Start of Extracted records

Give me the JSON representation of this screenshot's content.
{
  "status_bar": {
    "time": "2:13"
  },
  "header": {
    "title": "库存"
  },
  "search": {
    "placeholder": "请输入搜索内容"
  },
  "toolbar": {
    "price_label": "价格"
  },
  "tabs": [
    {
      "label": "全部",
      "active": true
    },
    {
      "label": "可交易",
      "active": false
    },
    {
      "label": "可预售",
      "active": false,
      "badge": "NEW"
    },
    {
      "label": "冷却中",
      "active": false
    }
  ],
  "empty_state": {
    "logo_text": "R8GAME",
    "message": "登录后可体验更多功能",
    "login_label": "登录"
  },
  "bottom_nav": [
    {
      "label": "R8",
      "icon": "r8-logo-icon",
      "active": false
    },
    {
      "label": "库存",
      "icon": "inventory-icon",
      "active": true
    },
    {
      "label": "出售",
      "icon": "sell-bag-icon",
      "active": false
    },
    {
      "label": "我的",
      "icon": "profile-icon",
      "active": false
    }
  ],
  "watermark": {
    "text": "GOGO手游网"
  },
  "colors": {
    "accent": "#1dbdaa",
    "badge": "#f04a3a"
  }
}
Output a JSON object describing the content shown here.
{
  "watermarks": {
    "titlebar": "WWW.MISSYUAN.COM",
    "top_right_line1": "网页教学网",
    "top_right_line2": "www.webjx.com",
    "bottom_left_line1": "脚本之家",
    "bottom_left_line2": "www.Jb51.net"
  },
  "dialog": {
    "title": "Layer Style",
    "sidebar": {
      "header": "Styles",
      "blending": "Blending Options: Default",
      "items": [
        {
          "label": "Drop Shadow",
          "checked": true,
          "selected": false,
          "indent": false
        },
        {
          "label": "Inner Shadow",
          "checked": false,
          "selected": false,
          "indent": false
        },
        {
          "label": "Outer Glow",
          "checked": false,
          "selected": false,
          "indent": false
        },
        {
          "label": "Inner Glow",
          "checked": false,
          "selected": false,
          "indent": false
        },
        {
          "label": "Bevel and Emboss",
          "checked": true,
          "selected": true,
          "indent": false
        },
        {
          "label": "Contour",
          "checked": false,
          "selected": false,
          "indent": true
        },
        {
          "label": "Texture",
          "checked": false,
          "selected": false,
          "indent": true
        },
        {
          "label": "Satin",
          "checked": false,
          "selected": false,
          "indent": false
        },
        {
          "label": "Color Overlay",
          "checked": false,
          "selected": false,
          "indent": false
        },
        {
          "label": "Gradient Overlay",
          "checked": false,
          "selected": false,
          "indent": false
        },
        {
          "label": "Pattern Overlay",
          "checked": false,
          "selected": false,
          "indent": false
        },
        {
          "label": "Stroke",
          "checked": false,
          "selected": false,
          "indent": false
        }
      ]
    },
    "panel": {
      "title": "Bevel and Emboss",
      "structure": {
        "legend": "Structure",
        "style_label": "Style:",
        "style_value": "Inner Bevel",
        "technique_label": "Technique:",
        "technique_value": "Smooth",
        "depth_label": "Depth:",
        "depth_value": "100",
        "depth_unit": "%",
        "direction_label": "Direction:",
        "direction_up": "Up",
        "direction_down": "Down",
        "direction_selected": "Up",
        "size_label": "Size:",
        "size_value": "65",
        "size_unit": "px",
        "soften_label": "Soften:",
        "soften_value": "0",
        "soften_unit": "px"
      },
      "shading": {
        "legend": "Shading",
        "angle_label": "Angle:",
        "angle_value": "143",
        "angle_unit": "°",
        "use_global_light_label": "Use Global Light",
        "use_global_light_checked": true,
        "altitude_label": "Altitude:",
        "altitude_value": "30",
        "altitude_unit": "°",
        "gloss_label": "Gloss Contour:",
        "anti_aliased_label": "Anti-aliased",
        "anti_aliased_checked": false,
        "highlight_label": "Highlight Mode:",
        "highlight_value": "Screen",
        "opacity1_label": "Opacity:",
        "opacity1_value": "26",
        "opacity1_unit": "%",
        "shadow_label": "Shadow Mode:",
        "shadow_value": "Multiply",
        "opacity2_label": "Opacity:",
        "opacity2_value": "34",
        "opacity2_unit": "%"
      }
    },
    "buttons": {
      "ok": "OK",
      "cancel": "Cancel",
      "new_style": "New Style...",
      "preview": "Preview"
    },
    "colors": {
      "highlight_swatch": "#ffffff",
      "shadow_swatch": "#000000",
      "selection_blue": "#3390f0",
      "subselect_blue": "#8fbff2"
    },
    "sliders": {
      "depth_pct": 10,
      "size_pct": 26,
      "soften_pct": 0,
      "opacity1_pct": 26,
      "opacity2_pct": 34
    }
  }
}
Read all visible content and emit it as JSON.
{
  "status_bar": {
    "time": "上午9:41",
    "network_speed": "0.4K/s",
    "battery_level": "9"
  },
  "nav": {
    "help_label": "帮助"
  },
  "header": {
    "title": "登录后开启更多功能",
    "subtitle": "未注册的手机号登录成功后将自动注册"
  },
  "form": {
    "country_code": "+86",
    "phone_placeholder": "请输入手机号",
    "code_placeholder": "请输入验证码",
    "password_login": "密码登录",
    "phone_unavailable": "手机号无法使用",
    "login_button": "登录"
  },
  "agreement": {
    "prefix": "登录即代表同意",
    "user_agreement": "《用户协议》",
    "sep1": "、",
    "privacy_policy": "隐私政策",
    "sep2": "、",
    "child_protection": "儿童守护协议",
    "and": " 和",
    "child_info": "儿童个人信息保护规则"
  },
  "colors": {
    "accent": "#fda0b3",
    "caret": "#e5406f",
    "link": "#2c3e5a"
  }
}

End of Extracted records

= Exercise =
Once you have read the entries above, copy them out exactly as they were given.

= Answer to the problem =
Give me the JSON representation of this screenshot's content.
{
  "status_bar": {
    "time": "2:13"
  },
  "header": {
    "title": "库存"
  },
  "search": {
    "placeholder": "请输入搜索内容"
  },
  "toolbar": {
    "price_label": "价格"
  },
  "tabs": [
    {
      "label": "全部",
      "active": true
    },
    {
      "label": "可交易",
      "active": false
    },
    {
      "label": "可预售",
      "active": false,
      "badge": "NEW"
    },
    {
      "label": "冷却中",
      "active": false
    }
  ],
  "empty_state": {
    "logo_text": "R8GAME",
    "message": "登录后可体验更多功能",
    "login_label": "登录"
  },
  "bottom_nav": [
    {
      "label": "R8",
      "icon": "r8-logo-icon",
      "active": false
    },
    {
      "label": "库存",
      "icon": "inventory-icon",
      "active": true
    },
    {
      "label": "出售",
      "icon": "sell-bag-icon",
      "active": false
    },
    {
      "label": "我的",
      "icon": "profile-icon",
      "active": false
    }
  ],
  "watermark": {
    "text": "GOGO手游网"
  },
  "colors": {
    "accent": "#1dbdaa",
    "badge": "#f04a3a"
  }
}
Output a JSON object describing the content shown here.
{
  "watermarks": {
    "titlebar": "WWW.MISSYUAN.COM",
    "top_right_line1": "网页教学网",
    "top_right_line2": "www.webjx.com",
    "bottom_left_line1": "脚本之家",
    "bottom_left_line2": "www.Jb51.net"
  },
  "dialog": {
    "title": "Layer Style",
    "sidebar": {
      "header": "Styles",
      "blending": "Blending Options: Default",
      "items": [
        {
          "label": "Drop Shadow",
          "checked": true,
          "selected": false,
          "indent": false
        },
        {
          "label": "Inner Shadow",
          "checked": false,
          "selected": false,
          "indent": false
        },
        {
          "label": "Outer Glow",
          "checked": false,
          "selected": false,
          "indent": false
        },
        {
          "label": "Inner Glow",
          "checked": false,
          "selected": false,
          "indent": false
        },
        {
          "label": "Bevel and Emboss",
          "checked": true,
          "selected": true,
          "indent": false
        },
        {
          "label": "Contour",
          "checked": false,
          "selected": false,
          "indent": true
        },
        {
          "label": "Texture",
          "checked": false,
          "selected": false,
          "indent": true
        },
        {
          "label": "Satin",
          "checked": false,
          "selected": false,
          "indent": false
        },
        {
          "label": "Color Overlay",
          "checked": false,
          "selected": false,
          "indent": false
        },
        {
          "label": "Gradient Overlay",
          "checked": false,
          "selected": false,
          "indent": false
        },
        {
          "label": "Pattern Overlay",
          "checked": false,
          "selected": false,
          "indent": false
        },
        {
          "label": "Stroke",
          "checked": false,
          "selected": false,
          "indent": false
        }
      ]
    },
    "panel": {
      "title": "Bevel and Emboss",
      "structure": {
        "legend": "Structure",
        "style_label": "Style:",
        "style_value": "Inner Bevel",
        "technique_label": "Technique:",
        "technique_value": "Smooth",
        "depth_label": "Depth:",
        "depth_value": "100",
        "depth_unit": "%",
        "direction_label": "Direction:",
        "direction_up": "Up",
        "direction_down": "Down",
        "direction_selected": "Up",
        "size_label": "Size:",
        "size_value": "65",
        "size_unit": "px",
        "soften_label": "Soften:",
        "soften_value": "0",
        "soften_unit": "px"
      },
      "shading": {
        "legend": "Shading",
        "angle_label": "Angle:",
        "angle_value": "143",
        "angle_unit": "°",
        "use_global_light_label": "Use Global Light",
        "use_global_light_checked": true,
        "altitude_label": "Altitude:",
        "altitude_value": "30",
        "altitude_unit": "°",
        "gloss_label": "Gloss Contour:",
        "anti_aliased_label": "Anti-aliased",
        "anti_aliased_checked": false,
        "highlight_label": "Highlight Mode:",
        "highlight_value": "Screen",
        "opacity1_label": "Opacity:",
        "opacity1_value": "26",
        "opacity1_unit": "%",
        "shadow_label": "Shadow Mode:",
        "shadow_value": "Multiply",
        "opacity2_label": "Opacity:",
        "opacity2_value": "34",
        "opacity2_unit": "%"
      }
    },
    "buttons": {
      "ok": "OK",
      "cancel": "Cancel",
      "new_style": "New Style...",
      "preview": "Preview"
    },
    "colors": {
      "highlight_swatch": "#ffffff",
      "shadow_swatch": "#000000",
      "selection_blue": "#3390f0",
      "subselect_blue": "#8fbff2"
    },
    "sliders": {
      "depth_pct": 10,
      "size_pct": 26,
      "soften_pct": 0,
      "opacity1_pct": 26,
      "opacity2_pct": 34
    }
  }
}
Read all visible content and emit it as JSON.
{
  "status_bar": {
    "time": "上午9:41",
    "network_speed": "0.4K/s",
    "battery_level": "9"
  },
  "nav": {
    "help_label": "帮助"
  },
  "header": {
    "title": "登录后开启更多功能",
    "subtitle": "未注册的手机号登录成功后将自动注册"
  },
  "form": {
    "country_code": "+86",
    "phone_placeholder": "请输入手机号",
    "code_placeholder": "请输入验证码",
    "password_login": "密码登录",
    "phone_unavailable": "手机号无法使用",
    "login_button": "登录"
  },
  "agreement": {
    "prefix": "登录即代表同意",
    "user_agreement": "《用户协议》",
    "sep1": "、",
    "privacy_policy": "隐私政策",
    "sep2": "、",
    "child_protection": "儿童守护协议",
    "and": " 和",
    "child_info": "儿童个人信息保护规则"
  },
  "colors": {
    "accent": "#fda0b3",
    "caret": "#e5406f",
    "link": "#2c3e5a"
  }
}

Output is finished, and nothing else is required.